Tuesday, September 25, 2007

The Choice

I have a confession to make: I like Fall Out Boy and My Chemical Romance. I like several of the other whiny-boy garage and emo bands on the radio today. I know I'm supposed to be listening to classic rock (sometimes I do) or adult pop (Heaven forbid), but I can't bring myself to do it. I grew up listening to the heavy metal hair bands of the eighties, so it's easy for me to groove with the new bad boys of the radio. Listening to Bowling for Soup's 1985 is a bit of a painful experience for me. It hits a little too close to home. ('85 is a little soon for me, but let's say '88?) I liked Madonna before she went all Kabbalah/earth mother/political activist. U2's The Joshua Tree was one of the best albums ever, and I really did think that I was going to marry a member of Duran Duran. Roger Taylor the drummer to be exact; I let him off the hook when he married a princess. And yes, both of my teenagers think that I am completely uncool. Despite my lack of coolness, I can't bring myself to listen to Celine Dion or Josh Groban. Please! So if you see a matronly woman in a green Astro-van with the windows down rocking out to Teenagers by My Chemical Romance (which could almost be my theme song) while her teenagers slink as far down in their seats as seatbelts allow, know that it's me.
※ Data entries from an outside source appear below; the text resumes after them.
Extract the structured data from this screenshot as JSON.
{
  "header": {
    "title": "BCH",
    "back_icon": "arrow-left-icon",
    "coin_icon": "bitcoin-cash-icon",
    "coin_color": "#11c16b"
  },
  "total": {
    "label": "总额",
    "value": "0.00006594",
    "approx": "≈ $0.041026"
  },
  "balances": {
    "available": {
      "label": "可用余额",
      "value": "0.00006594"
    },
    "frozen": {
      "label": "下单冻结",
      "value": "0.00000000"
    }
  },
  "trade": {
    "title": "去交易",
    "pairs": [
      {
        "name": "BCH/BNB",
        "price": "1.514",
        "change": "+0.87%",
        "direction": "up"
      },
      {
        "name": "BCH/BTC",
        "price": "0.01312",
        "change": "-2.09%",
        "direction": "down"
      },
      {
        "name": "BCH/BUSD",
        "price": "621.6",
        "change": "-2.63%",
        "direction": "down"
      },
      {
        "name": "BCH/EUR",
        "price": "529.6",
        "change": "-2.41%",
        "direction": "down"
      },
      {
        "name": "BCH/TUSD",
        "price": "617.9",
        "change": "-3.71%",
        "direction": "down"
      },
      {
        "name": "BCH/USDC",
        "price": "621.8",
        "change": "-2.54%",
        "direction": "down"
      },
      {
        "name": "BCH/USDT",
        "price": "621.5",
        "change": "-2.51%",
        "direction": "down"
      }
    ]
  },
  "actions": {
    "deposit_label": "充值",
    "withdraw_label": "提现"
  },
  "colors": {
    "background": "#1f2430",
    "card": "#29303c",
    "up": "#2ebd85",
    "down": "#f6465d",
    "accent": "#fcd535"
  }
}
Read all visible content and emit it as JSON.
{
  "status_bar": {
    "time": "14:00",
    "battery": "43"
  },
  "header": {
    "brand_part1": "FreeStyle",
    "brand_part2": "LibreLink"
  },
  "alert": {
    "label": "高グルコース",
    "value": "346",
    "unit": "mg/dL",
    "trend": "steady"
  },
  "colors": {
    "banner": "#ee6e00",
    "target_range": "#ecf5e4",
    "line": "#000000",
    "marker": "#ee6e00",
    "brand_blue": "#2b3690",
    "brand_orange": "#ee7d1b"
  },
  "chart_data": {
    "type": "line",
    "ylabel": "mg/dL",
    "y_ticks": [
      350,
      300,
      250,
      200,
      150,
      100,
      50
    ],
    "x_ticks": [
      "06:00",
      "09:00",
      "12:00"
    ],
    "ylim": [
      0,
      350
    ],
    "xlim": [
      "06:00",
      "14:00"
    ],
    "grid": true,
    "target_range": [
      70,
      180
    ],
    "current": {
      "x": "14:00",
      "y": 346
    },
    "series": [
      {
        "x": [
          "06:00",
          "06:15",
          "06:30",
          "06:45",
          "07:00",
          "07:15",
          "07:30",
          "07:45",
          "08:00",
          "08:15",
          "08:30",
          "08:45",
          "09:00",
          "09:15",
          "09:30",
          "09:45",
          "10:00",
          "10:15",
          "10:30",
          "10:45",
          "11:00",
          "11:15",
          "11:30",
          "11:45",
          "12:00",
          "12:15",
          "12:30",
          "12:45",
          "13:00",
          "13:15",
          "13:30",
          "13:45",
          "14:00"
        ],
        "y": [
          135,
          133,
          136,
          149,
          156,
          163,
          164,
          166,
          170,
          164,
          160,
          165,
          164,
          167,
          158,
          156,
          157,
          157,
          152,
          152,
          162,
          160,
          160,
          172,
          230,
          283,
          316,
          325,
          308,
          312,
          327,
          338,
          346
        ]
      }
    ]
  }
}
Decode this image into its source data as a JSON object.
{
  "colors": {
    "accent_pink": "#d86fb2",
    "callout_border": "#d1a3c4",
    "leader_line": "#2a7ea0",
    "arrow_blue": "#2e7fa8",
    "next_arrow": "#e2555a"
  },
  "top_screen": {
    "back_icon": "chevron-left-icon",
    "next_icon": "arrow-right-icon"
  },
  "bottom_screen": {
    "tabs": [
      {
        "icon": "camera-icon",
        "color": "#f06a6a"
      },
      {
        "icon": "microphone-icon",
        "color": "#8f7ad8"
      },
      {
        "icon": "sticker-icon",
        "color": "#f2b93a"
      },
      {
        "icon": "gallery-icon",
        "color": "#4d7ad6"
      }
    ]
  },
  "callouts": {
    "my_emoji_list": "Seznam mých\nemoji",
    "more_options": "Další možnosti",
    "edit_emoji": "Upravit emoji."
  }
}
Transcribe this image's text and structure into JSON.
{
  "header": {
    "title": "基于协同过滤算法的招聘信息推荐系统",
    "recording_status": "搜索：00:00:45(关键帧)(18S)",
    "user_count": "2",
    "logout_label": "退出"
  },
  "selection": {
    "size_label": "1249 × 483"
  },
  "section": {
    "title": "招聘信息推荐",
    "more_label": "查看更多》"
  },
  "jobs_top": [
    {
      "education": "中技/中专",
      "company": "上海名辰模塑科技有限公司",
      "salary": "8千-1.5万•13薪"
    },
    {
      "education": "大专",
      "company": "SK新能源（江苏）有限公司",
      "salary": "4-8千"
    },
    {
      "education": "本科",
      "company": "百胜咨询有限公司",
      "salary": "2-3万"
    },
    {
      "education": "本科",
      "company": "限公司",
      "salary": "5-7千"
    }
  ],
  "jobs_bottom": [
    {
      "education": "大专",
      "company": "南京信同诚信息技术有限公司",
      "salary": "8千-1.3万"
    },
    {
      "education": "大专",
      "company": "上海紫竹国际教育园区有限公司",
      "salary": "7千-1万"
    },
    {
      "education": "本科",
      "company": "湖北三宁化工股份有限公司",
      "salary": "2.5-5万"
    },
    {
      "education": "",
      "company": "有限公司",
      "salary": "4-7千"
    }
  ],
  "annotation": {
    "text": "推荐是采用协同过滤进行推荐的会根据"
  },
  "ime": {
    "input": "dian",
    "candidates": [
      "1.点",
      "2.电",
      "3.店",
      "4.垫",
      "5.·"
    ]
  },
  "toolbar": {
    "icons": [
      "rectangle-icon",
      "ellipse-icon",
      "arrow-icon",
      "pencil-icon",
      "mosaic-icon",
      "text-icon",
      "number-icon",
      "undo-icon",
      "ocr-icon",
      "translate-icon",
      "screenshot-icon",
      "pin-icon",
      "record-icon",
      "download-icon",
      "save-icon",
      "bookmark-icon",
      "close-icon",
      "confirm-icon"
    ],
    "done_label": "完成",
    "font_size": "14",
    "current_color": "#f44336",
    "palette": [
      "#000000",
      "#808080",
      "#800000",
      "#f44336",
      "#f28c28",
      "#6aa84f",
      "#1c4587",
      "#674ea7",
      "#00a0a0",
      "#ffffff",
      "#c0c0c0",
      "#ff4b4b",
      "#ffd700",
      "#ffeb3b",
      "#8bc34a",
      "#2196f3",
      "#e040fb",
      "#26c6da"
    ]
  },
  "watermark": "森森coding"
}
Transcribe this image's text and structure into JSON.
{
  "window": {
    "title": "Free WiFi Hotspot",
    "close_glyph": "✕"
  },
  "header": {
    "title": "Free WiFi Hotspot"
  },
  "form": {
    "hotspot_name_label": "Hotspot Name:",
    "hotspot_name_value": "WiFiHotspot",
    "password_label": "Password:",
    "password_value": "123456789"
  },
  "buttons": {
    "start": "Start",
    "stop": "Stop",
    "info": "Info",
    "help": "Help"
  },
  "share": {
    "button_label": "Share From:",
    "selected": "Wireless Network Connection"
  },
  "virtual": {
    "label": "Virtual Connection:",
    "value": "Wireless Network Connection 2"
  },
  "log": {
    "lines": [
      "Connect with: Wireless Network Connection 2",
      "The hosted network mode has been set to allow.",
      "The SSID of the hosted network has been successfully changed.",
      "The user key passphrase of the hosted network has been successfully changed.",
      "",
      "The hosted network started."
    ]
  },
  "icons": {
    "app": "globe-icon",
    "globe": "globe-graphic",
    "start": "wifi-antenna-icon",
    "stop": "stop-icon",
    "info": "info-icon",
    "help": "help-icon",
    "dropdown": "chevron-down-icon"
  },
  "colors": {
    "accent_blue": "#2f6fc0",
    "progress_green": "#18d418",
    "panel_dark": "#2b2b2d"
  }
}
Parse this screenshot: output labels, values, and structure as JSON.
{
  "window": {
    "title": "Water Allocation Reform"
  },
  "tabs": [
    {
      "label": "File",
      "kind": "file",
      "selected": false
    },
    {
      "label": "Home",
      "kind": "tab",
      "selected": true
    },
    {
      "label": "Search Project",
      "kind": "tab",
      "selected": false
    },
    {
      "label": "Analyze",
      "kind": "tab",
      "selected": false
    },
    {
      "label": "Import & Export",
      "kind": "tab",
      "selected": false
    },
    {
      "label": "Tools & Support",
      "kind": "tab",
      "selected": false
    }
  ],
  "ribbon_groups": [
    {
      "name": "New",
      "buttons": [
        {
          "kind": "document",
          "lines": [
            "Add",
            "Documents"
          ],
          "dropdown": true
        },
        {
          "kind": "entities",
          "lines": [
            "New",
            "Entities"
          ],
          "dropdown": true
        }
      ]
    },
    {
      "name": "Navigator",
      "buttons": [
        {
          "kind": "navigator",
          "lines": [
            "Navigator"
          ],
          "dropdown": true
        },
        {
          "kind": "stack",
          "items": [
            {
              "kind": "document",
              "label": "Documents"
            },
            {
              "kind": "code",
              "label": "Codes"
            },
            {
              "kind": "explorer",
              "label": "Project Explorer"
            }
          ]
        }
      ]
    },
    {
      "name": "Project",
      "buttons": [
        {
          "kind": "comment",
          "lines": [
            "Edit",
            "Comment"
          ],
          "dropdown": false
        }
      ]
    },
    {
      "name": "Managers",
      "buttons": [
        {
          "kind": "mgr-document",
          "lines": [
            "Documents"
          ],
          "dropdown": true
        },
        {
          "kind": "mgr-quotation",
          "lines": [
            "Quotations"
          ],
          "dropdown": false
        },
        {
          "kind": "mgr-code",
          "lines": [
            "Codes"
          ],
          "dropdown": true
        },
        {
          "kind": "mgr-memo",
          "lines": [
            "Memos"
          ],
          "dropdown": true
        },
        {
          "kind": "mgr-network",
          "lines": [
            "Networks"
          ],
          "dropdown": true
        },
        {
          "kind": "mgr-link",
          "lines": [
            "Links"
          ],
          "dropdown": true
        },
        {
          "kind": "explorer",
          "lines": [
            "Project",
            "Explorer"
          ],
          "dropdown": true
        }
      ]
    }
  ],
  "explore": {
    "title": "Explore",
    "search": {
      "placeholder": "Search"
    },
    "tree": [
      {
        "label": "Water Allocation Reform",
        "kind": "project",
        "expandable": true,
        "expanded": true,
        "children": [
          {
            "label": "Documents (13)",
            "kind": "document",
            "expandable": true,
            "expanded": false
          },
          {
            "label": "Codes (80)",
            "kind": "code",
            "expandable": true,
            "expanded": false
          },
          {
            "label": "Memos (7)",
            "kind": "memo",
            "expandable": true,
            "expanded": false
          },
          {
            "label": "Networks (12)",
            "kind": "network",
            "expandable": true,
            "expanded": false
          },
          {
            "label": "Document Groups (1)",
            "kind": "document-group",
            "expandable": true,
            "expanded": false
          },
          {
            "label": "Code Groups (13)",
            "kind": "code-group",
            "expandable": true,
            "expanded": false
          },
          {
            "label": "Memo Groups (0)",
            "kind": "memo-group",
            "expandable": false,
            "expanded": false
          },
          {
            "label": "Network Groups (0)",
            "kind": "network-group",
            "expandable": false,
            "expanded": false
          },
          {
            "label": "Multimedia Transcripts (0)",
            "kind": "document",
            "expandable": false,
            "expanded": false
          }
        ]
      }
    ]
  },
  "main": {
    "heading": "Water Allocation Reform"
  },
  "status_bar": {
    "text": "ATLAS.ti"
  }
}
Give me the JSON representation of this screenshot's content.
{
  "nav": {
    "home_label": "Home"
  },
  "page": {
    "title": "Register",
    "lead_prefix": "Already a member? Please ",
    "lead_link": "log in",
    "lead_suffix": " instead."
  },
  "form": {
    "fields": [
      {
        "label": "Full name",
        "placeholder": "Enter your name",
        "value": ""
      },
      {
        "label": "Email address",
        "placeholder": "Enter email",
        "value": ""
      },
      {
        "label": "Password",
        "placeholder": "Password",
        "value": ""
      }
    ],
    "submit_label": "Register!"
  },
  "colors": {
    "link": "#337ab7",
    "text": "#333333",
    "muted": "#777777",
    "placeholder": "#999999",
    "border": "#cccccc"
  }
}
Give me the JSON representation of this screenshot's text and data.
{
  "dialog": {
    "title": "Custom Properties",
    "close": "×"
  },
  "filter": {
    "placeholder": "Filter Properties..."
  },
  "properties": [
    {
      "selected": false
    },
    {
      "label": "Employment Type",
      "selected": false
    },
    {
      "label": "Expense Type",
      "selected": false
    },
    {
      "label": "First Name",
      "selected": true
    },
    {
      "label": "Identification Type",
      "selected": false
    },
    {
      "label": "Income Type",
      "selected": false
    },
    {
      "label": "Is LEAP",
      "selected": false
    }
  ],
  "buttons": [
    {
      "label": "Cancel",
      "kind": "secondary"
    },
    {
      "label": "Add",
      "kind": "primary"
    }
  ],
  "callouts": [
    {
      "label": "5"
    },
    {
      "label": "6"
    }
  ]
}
The Choice by Nicholas Sparks is the story of Travis and Gabby and their history of their love. The book begins as Travis brings flowers to the hospital where Gabby works. They've been apart for months, and it's tearing him apart. Exhausted by the ordeal about to come, he reflects on how they met and fell in love. The story moves along quickly as they move from antagonistic neighbors to the first kiss and making a life together. All too soon, Travis is shaken from his reverie and brings the flowers to his comatose wife and faces a decision about a promise Gabby made him make her years ago. This was a sweet romance camouflaging a deeper story about faith, promises, and death. Sparks brings up excellent points that force the reader to consider what they would do in a similar circumstance. The decision Travis has to make nearly tears him apart, and the power of this book lies in him and his faith. This was a great romantic read, guaranteed to bring a few tears.

On Oct. 4th, I've been given the opportunity to participate in a conference call interviewing Nicholas Sparks about this book. I am so excited about it; I can't wait! I'll post the results here when it's through.

The picture today is of Jesse's great-grandparents. We've been working on the family tree and found that the original spelling of the Lockstein name is Lochstaedt. This is August & Amelia (Mia's namesake) Lockstein with their children Rudulph, Christ, and Emma, along with August's mother Wilhelmina Lockstein. I need to do some research to find out the symbolism of the wheat in their hands.